▶ _TASK_: Filter the entries below, keeping every line that has the word "Final".

▶ _Dataset rows for apps and sites_:
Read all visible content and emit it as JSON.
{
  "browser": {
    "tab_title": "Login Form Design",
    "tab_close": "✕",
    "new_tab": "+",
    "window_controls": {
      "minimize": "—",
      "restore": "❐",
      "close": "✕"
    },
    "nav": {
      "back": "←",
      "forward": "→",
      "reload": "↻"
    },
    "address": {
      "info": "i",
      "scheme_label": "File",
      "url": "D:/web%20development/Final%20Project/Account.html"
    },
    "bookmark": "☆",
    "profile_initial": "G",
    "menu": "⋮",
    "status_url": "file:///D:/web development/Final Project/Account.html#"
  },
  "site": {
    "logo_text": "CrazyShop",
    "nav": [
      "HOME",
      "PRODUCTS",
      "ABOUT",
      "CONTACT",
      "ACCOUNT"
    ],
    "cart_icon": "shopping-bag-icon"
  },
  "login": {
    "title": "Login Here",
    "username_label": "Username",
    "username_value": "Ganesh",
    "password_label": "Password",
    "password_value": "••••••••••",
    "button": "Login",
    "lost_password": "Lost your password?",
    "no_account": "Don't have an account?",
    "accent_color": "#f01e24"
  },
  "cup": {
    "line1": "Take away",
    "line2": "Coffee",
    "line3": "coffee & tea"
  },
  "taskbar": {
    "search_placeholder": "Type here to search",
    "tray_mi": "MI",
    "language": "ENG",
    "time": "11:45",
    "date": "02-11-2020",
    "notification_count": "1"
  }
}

▶ _SOLUTION FOR THIS PROBLEM_:
      "url": "D:/web%20development/Final%20Project/Account.html"
    "status_url": "file:///D:/web development/Final Project/Account.html#"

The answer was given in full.